**INPUT DATA**
• • • • • • •
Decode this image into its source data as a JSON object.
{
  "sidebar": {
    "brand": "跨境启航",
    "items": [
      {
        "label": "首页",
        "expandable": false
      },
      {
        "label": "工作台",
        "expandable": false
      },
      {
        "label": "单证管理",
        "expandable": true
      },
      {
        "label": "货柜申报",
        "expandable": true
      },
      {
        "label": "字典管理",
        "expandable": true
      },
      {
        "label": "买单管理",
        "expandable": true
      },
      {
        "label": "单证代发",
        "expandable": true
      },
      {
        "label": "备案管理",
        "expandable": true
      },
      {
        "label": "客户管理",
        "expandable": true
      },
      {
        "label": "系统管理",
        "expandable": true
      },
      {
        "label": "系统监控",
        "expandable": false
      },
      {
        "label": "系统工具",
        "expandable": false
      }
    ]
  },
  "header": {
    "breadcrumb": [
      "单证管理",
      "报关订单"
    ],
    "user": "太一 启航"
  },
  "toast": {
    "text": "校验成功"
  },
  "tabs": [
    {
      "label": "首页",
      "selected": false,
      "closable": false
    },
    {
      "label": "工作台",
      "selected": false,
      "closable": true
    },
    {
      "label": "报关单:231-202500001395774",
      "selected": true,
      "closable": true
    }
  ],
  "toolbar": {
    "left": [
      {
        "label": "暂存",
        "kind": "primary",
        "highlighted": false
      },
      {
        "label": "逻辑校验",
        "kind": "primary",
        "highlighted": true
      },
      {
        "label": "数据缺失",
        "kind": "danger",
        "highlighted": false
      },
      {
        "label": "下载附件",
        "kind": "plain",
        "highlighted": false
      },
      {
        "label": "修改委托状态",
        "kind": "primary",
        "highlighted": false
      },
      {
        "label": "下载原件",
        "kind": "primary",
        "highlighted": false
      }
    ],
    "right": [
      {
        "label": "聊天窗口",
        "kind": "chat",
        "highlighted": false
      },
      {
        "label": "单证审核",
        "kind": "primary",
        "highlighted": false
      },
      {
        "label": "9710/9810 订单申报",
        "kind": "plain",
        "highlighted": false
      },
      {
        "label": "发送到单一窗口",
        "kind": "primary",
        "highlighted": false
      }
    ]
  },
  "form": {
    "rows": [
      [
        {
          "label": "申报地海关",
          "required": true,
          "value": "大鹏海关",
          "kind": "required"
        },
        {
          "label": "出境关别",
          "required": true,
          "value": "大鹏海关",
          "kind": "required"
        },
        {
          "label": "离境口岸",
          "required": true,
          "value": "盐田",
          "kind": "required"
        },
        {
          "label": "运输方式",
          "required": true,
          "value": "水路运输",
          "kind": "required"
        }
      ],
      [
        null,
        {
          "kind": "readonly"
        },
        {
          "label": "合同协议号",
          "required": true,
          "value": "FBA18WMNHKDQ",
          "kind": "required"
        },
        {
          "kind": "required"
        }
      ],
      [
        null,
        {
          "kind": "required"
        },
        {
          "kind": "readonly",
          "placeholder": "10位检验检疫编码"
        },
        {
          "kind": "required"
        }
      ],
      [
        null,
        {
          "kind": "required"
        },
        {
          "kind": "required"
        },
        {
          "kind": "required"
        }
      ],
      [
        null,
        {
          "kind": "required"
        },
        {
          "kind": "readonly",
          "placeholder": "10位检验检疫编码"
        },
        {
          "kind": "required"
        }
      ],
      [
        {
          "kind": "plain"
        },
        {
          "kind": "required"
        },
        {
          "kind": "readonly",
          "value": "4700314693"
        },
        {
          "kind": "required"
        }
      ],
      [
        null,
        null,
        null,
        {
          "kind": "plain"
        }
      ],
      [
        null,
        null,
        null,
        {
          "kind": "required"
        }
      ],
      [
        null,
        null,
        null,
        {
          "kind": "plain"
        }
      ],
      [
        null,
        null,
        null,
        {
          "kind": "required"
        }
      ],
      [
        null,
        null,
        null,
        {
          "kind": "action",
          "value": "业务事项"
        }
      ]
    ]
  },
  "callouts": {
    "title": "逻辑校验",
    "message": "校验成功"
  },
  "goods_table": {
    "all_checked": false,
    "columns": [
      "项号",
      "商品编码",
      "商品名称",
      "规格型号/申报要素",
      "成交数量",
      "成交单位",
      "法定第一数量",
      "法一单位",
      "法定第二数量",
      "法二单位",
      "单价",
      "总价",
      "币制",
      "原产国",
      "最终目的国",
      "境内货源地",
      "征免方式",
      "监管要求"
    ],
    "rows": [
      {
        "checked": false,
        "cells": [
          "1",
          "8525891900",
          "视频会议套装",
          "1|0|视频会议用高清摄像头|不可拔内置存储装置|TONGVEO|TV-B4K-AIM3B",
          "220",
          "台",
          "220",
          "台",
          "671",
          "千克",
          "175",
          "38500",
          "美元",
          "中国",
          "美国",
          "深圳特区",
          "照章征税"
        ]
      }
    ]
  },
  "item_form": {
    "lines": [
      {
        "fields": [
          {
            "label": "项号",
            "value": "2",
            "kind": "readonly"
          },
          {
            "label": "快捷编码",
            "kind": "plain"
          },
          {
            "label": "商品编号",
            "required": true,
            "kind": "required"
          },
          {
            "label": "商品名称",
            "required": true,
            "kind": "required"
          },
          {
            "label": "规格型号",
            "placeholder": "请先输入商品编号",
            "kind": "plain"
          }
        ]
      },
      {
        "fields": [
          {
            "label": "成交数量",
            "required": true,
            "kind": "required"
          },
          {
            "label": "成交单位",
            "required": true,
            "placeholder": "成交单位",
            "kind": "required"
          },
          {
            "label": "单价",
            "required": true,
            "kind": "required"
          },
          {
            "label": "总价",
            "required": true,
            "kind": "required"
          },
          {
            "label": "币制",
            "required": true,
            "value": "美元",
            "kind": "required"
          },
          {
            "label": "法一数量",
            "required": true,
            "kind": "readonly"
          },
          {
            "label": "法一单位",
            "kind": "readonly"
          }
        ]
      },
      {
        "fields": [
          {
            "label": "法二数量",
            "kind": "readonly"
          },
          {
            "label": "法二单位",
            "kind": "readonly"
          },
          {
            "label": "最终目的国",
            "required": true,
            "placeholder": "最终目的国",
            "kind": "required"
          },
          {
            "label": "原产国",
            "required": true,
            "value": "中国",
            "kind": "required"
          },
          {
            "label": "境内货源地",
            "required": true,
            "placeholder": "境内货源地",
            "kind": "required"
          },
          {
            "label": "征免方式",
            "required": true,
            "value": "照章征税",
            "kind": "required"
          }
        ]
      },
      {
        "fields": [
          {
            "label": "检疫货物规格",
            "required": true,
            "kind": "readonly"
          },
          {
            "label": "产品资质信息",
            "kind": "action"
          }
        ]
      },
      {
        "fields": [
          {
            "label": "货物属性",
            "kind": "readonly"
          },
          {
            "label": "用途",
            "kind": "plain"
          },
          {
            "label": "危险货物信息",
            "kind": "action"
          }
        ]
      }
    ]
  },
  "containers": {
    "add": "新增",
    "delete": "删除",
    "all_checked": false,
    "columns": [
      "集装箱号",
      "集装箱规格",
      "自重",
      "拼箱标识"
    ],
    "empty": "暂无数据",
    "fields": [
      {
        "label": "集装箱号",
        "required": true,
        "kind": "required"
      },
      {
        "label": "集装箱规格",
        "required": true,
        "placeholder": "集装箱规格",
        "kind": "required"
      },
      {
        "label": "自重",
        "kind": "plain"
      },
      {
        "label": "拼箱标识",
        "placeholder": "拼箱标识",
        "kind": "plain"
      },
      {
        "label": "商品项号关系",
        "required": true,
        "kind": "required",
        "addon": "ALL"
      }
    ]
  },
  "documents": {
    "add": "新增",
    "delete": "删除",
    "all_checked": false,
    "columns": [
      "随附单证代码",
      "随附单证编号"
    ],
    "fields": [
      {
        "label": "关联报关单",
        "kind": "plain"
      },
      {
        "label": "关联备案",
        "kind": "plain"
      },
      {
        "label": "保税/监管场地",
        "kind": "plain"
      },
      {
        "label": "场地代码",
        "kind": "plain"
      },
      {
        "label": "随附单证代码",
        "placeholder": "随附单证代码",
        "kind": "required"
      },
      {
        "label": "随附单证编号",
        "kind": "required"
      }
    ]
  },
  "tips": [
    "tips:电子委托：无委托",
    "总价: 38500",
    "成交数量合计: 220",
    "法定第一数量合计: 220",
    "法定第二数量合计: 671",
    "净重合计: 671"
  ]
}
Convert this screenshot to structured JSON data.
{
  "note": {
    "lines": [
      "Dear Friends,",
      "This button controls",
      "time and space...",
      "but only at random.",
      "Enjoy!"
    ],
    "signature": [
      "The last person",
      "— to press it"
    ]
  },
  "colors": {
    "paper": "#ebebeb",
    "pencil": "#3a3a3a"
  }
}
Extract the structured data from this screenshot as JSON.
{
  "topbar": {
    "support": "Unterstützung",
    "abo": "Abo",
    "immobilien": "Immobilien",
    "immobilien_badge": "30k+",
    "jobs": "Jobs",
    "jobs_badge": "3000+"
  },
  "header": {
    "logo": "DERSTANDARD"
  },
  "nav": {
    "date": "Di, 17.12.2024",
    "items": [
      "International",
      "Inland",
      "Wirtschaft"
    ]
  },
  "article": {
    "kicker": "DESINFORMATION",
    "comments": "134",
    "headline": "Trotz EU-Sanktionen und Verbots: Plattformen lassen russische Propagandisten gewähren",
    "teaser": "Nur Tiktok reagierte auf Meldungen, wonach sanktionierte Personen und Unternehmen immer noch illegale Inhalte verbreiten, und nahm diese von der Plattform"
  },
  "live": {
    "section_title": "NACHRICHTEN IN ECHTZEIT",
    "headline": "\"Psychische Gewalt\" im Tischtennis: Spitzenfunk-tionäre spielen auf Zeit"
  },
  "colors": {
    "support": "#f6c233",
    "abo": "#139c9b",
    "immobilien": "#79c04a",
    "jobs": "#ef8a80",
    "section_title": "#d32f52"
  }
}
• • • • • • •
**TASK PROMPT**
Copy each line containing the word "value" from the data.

**SOLUTION TO THE EXERCISE**
          "value": "大鹏海关",
          "value": "大鹏海关",
          "value": "盐田",
          "value": "水路运输",
          "value": "FBA18WMNHKDQ",
          "value": "4700314693"
          "value": "业务事项"
            "value": "2",
            "value": "美元",
            "value": "中国",
            "value": "照章征税",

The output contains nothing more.